beatroot said...

It often reminds me of an English version of "Nie".

That's outrageous! ;-)

Of course getting offended is not pleasant and it is a nromal human emotion.

My point is that more and more these days people expect to get through life without being offended. Some want laws put in place to to rotect them from being offended. (I am thinking of those sill dannish cartoons etc etc.

And that is realistic. And we are not that weak and vulnerable thyatb we need this protection.

And you, me, and Mr President are adults. WE get offended. We get over it.

and Judith - I know we have been a little agressive with each other in the past but I don;t want you to think I do not appreciate you cming with way for a bit of an argument.

Peace.

It often reminds me of an English version of "Nie".

;-)

beatroot said...

Just a little bit more about the ratio of comments on blogs to their readership.

The UK, for instance, is way behind the US in terms of blogging. But one of the most popular blogs in the UK is bloggerheads. They get maybe 10,000 readers a day - not a month, a day. But look how many comments they get.

http://www.bloggerheads.com/

Where as Harry's Place gets less readers but many more comments....

The ratio of comments to readers is very low....less than 1 in a 100....so don't judge blogs just by the amount of comments they get.

Most people do not want to comment, they want to read.

But thank goodness for cemmentators like you, Juddith...you are part of the entertainment!

beatroot said...

Even more on reader/comment ratios...

If you read this article by the guardian

http://technology.guardian.co.uk/news/story/0,16559,1644361,00.html

about the top British blogs you will see Chicken Yoghurt mentioned.

http://www.chickyog.net/

Good blog. But compare the amount of comments it gets to the beatroots and who is the winner?

WE ARE! By a long way...

beatroot said...

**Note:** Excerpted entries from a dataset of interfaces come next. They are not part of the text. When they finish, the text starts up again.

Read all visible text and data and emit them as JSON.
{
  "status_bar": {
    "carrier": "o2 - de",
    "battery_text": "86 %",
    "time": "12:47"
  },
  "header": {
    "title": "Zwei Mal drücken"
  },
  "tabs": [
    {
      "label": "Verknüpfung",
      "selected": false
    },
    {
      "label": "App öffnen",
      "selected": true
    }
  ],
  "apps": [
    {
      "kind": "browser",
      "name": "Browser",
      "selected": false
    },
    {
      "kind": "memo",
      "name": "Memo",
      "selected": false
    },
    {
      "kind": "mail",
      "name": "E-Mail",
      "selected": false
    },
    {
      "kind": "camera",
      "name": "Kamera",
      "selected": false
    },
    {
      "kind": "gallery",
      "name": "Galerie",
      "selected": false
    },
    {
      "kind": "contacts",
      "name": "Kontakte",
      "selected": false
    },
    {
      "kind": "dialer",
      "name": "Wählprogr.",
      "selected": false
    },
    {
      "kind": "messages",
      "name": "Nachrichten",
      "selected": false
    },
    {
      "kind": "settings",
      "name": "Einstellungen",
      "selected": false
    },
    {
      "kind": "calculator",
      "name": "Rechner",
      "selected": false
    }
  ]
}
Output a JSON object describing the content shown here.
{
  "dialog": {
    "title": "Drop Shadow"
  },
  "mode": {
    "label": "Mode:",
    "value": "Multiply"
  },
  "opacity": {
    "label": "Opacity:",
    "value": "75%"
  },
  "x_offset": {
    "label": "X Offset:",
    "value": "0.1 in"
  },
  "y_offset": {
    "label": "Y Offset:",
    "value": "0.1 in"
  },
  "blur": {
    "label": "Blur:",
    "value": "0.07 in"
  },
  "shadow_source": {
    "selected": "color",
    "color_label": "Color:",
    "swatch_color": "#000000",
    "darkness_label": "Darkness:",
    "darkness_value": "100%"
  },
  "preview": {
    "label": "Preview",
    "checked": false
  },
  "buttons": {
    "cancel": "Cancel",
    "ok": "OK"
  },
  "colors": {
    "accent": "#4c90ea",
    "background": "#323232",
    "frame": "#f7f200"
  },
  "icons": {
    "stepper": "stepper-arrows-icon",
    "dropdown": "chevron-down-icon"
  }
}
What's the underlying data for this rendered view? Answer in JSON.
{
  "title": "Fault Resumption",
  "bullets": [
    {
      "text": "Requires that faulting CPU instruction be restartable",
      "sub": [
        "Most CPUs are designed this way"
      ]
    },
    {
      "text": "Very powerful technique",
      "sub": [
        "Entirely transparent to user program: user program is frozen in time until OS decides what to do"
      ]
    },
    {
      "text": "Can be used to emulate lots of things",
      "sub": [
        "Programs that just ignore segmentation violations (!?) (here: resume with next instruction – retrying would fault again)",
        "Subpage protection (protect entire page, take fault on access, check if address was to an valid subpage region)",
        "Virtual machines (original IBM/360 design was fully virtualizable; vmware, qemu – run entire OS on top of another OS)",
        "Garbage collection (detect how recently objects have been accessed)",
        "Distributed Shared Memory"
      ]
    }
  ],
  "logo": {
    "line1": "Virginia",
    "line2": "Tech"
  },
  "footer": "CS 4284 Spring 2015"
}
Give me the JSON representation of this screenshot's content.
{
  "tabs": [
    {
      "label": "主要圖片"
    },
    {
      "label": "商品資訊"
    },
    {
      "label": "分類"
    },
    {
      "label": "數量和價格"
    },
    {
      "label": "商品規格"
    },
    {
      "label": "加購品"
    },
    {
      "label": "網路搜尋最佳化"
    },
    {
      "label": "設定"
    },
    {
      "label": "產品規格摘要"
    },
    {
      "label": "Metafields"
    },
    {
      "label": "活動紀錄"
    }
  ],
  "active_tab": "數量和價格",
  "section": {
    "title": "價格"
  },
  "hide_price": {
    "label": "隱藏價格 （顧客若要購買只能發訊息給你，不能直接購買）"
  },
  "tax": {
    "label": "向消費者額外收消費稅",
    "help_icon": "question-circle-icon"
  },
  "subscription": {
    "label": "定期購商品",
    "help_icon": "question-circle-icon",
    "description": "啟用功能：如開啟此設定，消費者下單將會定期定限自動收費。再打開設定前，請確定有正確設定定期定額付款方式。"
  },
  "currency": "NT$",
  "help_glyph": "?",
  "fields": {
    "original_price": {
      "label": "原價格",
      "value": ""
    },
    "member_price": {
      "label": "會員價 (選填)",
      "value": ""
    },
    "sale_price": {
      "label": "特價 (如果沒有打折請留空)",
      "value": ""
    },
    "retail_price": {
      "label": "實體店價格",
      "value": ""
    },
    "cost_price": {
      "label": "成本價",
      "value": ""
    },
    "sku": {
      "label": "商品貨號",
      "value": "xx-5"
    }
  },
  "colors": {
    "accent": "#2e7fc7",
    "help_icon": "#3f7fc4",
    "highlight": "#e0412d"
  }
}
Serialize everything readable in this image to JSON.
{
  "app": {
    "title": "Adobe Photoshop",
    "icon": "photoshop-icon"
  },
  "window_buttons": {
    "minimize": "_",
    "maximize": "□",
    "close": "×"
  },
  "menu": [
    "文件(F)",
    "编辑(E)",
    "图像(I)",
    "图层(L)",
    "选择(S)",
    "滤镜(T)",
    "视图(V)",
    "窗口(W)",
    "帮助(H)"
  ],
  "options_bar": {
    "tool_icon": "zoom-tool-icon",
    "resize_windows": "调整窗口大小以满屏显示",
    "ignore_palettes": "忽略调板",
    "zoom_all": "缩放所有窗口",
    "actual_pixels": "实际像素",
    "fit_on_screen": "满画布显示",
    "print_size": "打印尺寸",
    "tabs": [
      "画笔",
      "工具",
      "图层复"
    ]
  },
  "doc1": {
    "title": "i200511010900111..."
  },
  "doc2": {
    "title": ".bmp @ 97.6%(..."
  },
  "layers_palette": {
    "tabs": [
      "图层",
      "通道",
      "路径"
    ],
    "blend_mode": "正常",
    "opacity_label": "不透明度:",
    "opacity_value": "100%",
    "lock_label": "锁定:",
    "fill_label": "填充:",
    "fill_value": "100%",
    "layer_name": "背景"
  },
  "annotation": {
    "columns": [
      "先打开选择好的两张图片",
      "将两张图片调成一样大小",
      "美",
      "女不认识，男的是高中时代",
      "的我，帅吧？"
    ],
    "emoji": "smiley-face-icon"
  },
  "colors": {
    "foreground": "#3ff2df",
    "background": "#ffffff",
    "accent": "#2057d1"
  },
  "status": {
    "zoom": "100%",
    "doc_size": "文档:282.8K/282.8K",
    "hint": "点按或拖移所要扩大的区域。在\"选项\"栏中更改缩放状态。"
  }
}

the same goes for Slugger Otoole...

in fact, given that this blog is written by a British person, I am claiming that this is the fourth most popular blog in the UK!

So there!